In terms of domestic macroeconomic measures most countries avoided the traditional pro-cyclical unequalizing fiscal and monetary biases of the past.
We find that the direct effect of the increase in education experienced by most countries in Latin America in the last two decades was unequalizing, a result that is closely linked to the convexity of returns to education.
For instance, as the population becomes more educated, the change in the relative supply of skilled workers modifies returns to education, which can in turn compensate for the first-order unequalizing impact.
The first simulation reveals that the education expansion had a direct, first-round unequalizing impact on the earnings distribution of approximately 1 Gini point.
Under Simulation 1 the education expansion had an unequalizing impact on earnings in 11 countries, while it was equalizing only in Uruguay.
The outcomes from Simulation 1 indicate that during the 1990s changes in education in Latin American countries had, on average, a direct unequalizing impact on the earnings distribution of 0.
Therefore, international remittances have an unequalizing effect on rural incomes; a 10% increase in remittances from migrants abroad increases the Gini coefficient by 0.
16) Certain types of sudden economic changes such as the incorporation of a new technology, may initially have a strong unequalizing impact when unskilled labor is displaced.
6) Even though there was significant educational upgrading and the distribution of the education stock became more equal, these changes were unequalizing because of the so-called "paradox of progress" (see Bourguignon et al.
Taxation remains unequalizing in about one-third of Latin American countries, especially in Central America

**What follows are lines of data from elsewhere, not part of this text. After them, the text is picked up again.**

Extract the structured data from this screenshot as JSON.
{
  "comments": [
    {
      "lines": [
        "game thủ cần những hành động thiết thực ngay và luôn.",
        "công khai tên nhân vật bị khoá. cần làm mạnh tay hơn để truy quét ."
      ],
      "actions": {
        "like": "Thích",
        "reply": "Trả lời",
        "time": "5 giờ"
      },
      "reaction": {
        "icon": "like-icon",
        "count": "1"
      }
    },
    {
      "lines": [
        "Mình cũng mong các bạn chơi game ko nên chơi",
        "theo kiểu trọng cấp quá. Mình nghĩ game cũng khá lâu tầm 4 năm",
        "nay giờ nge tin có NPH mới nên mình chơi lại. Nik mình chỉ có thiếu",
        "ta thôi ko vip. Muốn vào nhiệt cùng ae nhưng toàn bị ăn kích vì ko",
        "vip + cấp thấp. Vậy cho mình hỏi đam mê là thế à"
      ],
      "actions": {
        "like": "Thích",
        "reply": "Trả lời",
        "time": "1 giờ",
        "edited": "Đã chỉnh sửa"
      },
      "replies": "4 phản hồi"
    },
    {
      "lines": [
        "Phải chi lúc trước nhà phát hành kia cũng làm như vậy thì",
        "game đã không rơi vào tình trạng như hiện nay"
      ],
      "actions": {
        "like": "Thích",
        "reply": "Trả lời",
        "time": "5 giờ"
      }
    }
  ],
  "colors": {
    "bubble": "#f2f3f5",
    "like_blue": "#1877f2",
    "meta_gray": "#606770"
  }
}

Overall, however, taxation was unequalizing in approximately one-third of Latin American countries, especially in Central America.